We used to live on one of the oldest streets in the dead-center of Toulouse, a city in southwest France. In case you were unaware, the coffee in France generally sucks. Seriously, it’s not very good. But, in Toulouse, we were fortunate to have the city’s best espresso just a 5-minute walk from our front door. (If you’re ever there, go to Square Charles-de-Gaulle. You’ll find an espresso machine on a bike. Ask for “Figgy”—tell him I sent you.)
One morning I was in desperate need for coffee that didn’t suck. And, as it looked quite nice outside, I figured I’d grab a camera and take some shots on my way to see Figgy. The intention was to make some more photos for my “Forgotten” series—my splitter, double-exposure, in-desperate-need-of-a-shorter-description, street photo series.
So, I grabbed one of my 35mm cameras.
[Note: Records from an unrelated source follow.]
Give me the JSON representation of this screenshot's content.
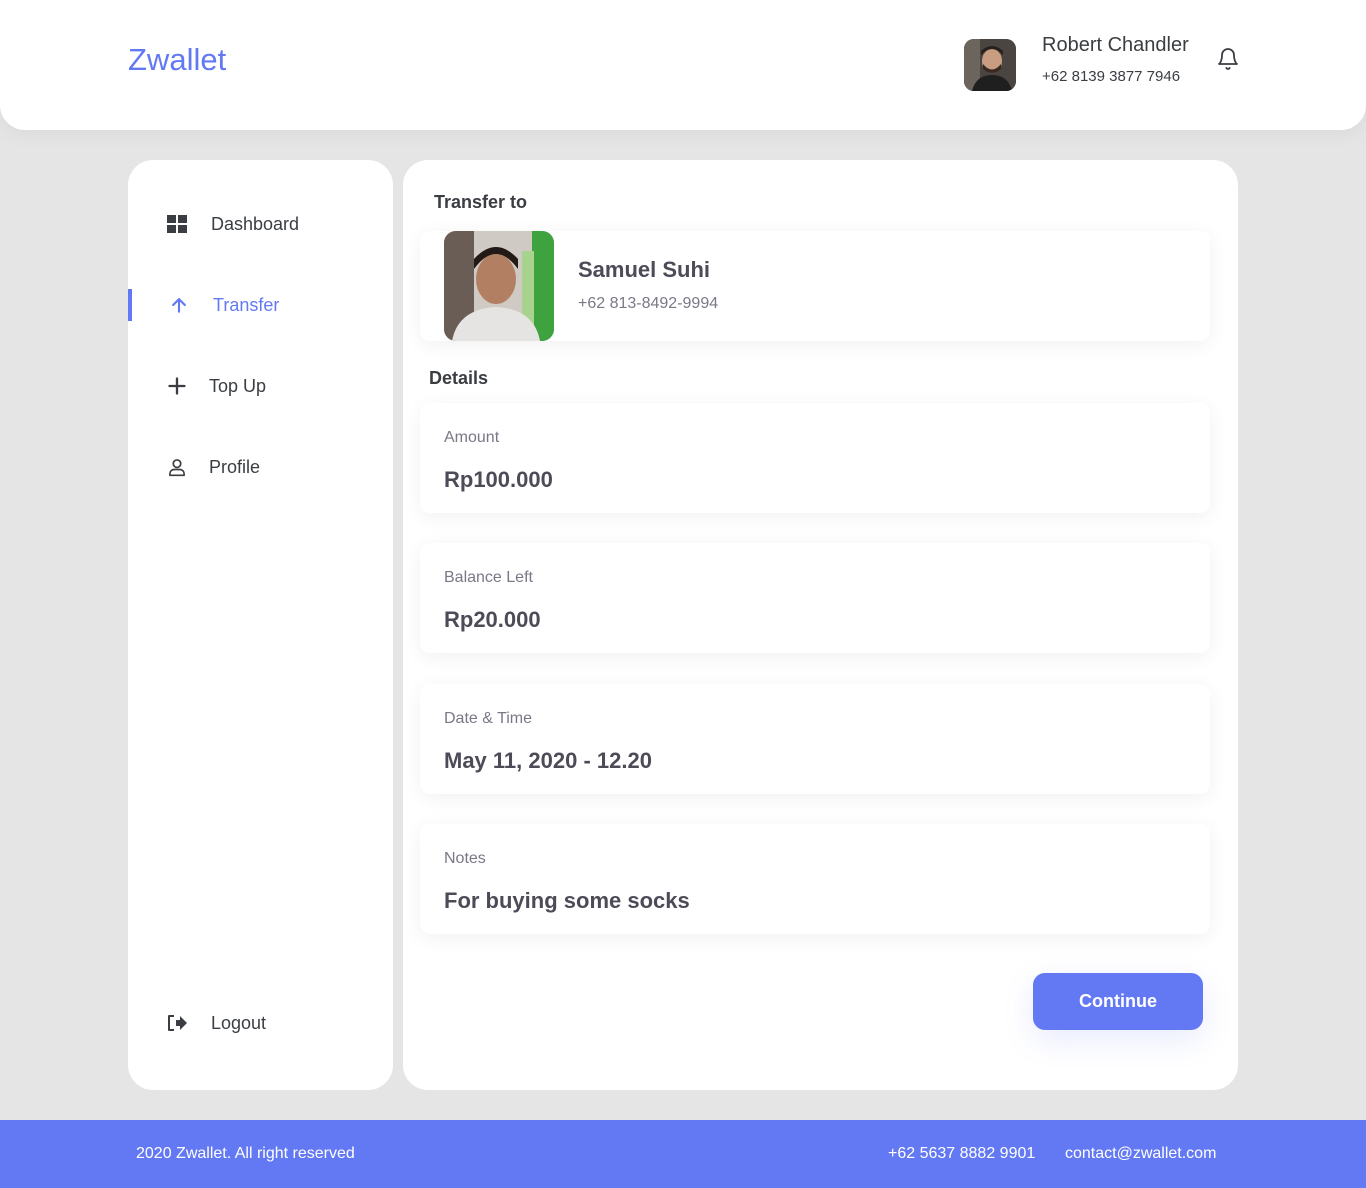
{
  "header": {
    "brand": "Zwallet",
    "user": {
      "name": "Robert Chandler",
      "phone": "+62 8139 3877 7946"
    }
  },
  "sidebar": {
    "items": [
      {
        "label": "Dashboard",
        "icon": "dashboard-grid-icon"
      },
      {
        "label": "Transfer",
        "icon": "arrow-up-icon",
        "active": true
      },
      {
        "label": "Top Up",
        "icon": "plus-icon"
      },
      {
        "label": "Profile",
        "icon": "user-icon"
      }
    ],
    "logout": {
      "label": "Logout",
      "icon": "logout-icon"
    }
  },
  "main": {
    "transfer_to_title": "Transfer to",
    "receiver": {
      "name": "Samuel Suhi",
      "phone": "+62 813-8492-9994"
    },
    "details_title": "Details",
    "details": [
      {
        "label": "Amount",
        "value": "Rp100.000"
      },
      {
        "label": "Balance Left",
        "value": "Rp20.000"
      },
      {
        "label": "Date & Time",
        "value": "May 11, 2020 - 12.20"
      },
      {
        "label": "Notes",
        "value": "For buying some socks"
      }
    ],
    "continue_label": "Continue"
  },
  "footer": {
    "copyright": "2020 Zwallet. All right reserved",
    "phone": "+62 5637 8882 9901",
    "email": "contact@zwallet.com"
  },
  "colors": {
    "accent": "#6379f4",
    "background": "#e5e5e5",
    "text_primary": "#3a3d42",
    "text_secondary": "#7a7886"
  }
}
It was an SLR that has a built-in double exposure mechanism. It also happens to be a very highly regarded model in the world of 35mm film cameras. Its center-weighted metering and exposure compensation make it good for splitter photography. But, a lot of my SLR’s are good for splitter photography. So, let’s be honest, it already had film in it, making it preferable. When using splitters, you control the fade between the two exposures using aperture (think DoF and CoC). Wide-angle lenses often give too little fade, and telephotos give too much; so, I grabbed one with a “normal” focal length for maximum control.
When I got to the coffee bike, I was immediately asked if I wanted a double-shot; because Figgy gets me. He really does. Then, while enjoying my coffee, he introduced me to Mathilde—at least, that’s what we’ll call her as I don’t remember her actual name. As it turns out Mathilde is also a photographer who likes Figgy’s coffee. As it also turns out, Mathilde’s camera brand of choice matched the brand I happened to grab that day.
I should mention that I’m brand agnostic, and that in 35mm I’ve used, owned, and been happy with most major brands. Hell, I’m digital-film agnostic. While I choose to work with film, what matters to me is the final image. Derrida be praised.
At any rate, Mathilde approved of my camera body, for what it’s worth; as if the same engineers who made her full-frame digital were the same ones who designed my 70’s reflex. I thought I had escaped the camera-gear-brand debate. I was going to ask her what kind of photos she made; but, apparently, she hadn’t completely signed-off on my kit.
“Wait, what lens do you have on there?” (Splitters in Cokin filter holders don’t make it easy to eye one’s optic’s specs.)
“Oh it’s a [normal focal length lens, with a modest aperture].”
She, then, sipped her coffee and let slip a tiny noise of photographic Bourgeoisie. It was clear that she did not approve and that my work was clearly no threat to her photographic oeuvre.
“I take it you typically shoot with faster lenses?”
“Yes, I only use fast glass. But, I do this professionally.”
As mentioned, with splitter work, one controls the fade between the two exposures using aperture. For my street photos with a normal focal length I don’t open wider than f/4, else there’s too much blur between the two sides. Opening wider than f/2 results in images almost identical to using no splitter at all. Typically, I shoot this series at f/5.6. The lens I had chosen to shoot with that day opens (slightly) more than f/4, making it fine for the photos I was making. One of these photos may have been taken on that walk, I don’t remember. I can tell you that different brand-model-lens combinations are represented.
It’s insane that sometimes we talk about gear before first discussing the images we want to create. Gear should serve the image, but all too often we shoot photos to show off the gear. I love my cameras, and their quirks. But, in the end, capital “P” Photography is about the images. Whether they are made with a wide aperture, a small one, plastic optics, or a sonnar who’s elements were molded in the sun by Ra himself; we mustn’t lose focus on the image.
By the way, here’s a splitter photo created with a plastic camera with plastic optics. For this photo, I wouldn’t have it any other way. But, perhaps, that’s because I don’t do this professionally.